#### EXERCISE GOAL:
Which of the lines below include "nine"? Each one should be copied out.

#### DATA LISTING:

:::

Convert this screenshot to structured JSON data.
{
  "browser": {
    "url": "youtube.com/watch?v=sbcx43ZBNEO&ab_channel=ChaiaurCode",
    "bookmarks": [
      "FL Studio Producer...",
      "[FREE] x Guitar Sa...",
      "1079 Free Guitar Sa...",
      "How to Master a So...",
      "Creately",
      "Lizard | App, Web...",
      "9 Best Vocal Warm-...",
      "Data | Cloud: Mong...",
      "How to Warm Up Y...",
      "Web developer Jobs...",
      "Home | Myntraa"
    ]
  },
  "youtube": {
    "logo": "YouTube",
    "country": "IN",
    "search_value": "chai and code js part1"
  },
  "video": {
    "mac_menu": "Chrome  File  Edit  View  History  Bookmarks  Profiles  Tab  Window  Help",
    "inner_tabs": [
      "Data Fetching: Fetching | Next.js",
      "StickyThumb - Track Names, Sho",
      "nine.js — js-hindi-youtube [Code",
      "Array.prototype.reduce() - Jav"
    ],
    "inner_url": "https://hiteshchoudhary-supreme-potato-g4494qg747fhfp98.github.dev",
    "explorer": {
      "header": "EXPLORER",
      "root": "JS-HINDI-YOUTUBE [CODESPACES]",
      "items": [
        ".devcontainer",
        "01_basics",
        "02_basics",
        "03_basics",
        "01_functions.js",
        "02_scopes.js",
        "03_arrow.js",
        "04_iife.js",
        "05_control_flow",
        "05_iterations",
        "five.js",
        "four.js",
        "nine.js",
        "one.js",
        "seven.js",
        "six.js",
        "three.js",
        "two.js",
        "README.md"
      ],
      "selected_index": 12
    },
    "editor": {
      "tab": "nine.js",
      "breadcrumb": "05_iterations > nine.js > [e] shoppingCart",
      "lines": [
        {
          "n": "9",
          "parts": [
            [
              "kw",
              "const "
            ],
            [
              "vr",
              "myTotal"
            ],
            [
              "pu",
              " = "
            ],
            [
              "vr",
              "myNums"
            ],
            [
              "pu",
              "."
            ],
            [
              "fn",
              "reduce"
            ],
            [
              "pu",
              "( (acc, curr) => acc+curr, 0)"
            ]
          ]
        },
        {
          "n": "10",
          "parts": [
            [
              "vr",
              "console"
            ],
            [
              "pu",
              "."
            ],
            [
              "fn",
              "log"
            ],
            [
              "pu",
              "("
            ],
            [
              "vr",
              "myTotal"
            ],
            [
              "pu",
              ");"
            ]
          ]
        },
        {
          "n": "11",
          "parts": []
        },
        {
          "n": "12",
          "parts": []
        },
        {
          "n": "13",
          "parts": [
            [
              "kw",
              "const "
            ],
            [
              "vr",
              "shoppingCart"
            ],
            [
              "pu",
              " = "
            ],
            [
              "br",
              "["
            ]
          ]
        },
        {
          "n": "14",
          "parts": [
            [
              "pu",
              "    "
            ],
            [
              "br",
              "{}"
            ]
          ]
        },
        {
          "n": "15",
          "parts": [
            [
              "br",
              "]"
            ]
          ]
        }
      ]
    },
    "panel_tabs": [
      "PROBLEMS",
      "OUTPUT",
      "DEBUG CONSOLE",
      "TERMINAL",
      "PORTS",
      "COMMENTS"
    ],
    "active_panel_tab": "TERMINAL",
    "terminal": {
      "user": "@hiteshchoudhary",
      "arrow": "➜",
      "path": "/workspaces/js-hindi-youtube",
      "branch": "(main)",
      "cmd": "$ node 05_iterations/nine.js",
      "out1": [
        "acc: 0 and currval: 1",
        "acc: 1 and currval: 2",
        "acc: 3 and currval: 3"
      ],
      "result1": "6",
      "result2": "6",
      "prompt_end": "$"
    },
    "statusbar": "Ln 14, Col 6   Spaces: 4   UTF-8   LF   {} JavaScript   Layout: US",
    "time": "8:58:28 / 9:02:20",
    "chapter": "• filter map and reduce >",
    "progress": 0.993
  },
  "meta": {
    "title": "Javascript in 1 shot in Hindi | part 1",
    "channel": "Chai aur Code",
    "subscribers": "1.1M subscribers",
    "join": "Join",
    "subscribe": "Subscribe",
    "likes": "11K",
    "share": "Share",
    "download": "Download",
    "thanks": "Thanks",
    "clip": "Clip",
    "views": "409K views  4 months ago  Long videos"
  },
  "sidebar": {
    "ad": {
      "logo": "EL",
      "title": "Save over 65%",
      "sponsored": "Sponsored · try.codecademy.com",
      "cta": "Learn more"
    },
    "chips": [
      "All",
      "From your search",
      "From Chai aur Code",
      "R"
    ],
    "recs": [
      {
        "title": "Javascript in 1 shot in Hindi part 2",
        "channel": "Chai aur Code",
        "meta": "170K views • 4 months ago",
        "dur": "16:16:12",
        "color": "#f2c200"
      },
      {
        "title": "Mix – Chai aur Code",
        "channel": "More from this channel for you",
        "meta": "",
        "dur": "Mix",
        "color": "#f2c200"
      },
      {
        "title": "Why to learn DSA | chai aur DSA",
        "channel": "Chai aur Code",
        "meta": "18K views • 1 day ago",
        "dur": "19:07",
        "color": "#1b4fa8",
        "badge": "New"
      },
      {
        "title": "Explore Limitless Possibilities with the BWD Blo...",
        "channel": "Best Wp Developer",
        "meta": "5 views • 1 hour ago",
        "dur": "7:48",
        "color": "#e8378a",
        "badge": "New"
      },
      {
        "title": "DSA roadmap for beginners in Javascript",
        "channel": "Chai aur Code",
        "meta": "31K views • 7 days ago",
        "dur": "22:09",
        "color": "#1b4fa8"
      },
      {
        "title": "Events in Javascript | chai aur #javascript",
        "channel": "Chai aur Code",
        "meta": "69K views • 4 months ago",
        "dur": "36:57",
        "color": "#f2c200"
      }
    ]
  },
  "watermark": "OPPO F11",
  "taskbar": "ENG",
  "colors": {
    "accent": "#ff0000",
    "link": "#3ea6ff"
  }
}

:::

#### RESULT OF THE TASK:
      "nine.js — js-hindi-youtube [Code",
        "nine.js",
      "tab": "nine.js",
      "breadcrumb": "05_iterations > nine.js > [e] shoppingCart",
      "cmd": "$ node 05_iterations/nine.js",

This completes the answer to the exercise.